> What you will do: Within the entries below, every line containing "合同总价" is to be copied.

--- --- ---

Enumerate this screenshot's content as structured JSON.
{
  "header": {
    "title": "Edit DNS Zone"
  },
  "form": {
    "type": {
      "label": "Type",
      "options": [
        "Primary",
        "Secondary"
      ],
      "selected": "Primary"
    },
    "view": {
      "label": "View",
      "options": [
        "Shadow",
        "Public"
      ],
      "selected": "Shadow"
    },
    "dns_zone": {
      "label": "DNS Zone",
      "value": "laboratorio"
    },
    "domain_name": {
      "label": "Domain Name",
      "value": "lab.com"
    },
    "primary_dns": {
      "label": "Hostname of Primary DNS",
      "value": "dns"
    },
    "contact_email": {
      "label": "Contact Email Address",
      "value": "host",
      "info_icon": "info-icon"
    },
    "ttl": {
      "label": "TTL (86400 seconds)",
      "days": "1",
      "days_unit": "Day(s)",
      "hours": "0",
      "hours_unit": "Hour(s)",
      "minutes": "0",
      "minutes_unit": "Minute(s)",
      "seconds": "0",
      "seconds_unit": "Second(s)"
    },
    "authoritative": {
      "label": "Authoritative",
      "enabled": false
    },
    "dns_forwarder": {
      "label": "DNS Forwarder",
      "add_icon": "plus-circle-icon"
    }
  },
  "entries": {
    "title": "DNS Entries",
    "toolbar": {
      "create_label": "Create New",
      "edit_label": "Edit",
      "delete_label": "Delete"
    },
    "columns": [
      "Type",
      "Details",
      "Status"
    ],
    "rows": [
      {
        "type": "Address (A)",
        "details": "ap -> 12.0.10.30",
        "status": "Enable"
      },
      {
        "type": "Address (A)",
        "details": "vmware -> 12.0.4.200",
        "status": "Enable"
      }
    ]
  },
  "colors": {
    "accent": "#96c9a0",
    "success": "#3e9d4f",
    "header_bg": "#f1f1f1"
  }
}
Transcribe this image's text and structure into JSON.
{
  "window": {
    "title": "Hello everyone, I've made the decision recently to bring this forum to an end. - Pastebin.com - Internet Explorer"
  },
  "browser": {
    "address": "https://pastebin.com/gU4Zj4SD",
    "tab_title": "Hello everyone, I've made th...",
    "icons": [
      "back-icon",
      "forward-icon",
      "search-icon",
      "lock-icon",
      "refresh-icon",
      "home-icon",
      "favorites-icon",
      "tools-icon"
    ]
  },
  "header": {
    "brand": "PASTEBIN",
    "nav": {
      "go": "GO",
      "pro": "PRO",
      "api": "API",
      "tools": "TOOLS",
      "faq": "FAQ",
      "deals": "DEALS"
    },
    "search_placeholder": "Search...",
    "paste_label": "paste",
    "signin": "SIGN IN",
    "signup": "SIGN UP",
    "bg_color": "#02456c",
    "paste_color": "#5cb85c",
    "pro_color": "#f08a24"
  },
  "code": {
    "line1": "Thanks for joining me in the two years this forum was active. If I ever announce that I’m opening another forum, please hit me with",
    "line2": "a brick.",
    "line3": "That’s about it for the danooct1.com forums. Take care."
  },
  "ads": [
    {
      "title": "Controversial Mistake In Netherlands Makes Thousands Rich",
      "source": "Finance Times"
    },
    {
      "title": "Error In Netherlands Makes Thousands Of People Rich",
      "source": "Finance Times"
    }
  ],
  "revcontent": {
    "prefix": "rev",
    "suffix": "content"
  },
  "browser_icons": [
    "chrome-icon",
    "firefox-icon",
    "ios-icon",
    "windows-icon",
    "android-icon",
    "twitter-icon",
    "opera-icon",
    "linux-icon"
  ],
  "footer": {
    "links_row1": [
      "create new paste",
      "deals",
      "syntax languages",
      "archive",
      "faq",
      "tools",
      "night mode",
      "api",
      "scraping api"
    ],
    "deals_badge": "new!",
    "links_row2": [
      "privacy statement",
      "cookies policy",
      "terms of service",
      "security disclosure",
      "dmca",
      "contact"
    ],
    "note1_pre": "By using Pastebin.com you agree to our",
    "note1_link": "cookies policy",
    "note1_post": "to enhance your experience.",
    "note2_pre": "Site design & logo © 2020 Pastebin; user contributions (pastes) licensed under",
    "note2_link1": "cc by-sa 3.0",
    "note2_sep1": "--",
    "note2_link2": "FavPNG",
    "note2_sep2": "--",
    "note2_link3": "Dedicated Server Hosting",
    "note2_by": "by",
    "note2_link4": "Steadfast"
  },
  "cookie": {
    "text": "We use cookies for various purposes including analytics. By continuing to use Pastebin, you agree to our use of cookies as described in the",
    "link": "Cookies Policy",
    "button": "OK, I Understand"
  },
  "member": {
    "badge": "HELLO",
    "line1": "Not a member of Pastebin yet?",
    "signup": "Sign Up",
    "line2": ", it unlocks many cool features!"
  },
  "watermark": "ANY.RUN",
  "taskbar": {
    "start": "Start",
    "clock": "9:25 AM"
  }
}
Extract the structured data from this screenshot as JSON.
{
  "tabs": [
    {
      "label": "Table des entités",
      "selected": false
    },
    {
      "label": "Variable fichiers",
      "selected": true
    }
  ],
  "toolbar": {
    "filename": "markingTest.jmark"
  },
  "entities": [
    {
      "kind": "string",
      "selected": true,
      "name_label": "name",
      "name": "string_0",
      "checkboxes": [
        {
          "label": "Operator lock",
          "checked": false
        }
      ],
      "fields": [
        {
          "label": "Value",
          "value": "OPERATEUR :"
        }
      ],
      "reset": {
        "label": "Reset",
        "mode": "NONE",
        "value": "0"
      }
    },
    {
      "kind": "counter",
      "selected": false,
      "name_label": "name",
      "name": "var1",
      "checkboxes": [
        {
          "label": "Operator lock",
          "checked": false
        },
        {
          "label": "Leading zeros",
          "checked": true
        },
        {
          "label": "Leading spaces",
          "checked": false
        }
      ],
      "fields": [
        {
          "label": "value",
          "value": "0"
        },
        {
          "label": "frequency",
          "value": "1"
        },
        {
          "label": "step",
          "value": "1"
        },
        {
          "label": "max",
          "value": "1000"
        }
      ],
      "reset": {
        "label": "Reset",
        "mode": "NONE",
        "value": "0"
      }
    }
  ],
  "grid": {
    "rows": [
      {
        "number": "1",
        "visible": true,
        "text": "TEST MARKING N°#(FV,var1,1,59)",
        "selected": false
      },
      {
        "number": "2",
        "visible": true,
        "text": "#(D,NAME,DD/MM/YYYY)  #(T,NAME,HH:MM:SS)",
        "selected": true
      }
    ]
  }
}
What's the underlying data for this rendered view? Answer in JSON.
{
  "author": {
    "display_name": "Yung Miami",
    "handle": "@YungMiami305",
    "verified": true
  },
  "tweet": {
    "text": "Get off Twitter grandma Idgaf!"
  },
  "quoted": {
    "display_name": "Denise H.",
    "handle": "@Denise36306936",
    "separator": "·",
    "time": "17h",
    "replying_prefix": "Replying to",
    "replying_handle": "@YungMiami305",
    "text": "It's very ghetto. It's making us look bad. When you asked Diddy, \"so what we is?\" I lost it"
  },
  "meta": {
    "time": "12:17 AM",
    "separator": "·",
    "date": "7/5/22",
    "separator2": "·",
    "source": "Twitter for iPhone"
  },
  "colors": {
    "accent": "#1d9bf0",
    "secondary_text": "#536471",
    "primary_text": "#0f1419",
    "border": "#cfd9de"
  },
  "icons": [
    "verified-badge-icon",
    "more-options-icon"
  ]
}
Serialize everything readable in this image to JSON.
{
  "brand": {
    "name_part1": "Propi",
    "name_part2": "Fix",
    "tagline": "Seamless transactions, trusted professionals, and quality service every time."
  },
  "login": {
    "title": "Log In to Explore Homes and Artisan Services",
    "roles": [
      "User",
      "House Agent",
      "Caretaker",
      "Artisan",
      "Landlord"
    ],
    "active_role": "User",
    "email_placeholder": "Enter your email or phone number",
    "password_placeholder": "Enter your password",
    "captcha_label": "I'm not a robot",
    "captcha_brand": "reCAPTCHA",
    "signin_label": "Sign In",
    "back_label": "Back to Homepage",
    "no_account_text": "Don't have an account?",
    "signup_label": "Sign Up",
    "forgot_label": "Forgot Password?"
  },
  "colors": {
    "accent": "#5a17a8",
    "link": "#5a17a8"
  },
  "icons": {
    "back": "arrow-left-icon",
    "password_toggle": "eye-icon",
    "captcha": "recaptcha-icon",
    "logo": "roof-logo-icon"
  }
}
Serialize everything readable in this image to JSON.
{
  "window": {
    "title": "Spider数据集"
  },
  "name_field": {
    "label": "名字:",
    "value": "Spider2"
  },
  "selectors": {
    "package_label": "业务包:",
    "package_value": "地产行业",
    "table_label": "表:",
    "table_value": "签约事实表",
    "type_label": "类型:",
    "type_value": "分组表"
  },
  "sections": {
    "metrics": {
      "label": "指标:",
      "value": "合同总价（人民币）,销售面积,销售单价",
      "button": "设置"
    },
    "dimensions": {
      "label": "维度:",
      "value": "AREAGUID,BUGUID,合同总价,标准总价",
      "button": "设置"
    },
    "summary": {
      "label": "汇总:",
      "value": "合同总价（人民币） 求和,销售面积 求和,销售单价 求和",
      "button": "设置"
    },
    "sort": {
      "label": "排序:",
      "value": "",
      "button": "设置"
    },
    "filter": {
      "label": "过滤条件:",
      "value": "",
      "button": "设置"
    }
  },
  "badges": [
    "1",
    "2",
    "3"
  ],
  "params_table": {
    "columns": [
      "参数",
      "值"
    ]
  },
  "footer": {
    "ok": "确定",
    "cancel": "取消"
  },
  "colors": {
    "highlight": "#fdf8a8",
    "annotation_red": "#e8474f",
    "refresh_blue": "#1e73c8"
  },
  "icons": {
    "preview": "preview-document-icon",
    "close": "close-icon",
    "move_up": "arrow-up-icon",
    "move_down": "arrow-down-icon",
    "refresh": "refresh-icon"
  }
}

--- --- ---

> Answer area:
      "value": "合同总价（人民币）,销售面积,销售单价",
      "value": "AREAGUID,BUGUID,合同总价,标准总价",
      "value": "合同总价（人民币） 求和,销售面积 求和,销售单价 求和",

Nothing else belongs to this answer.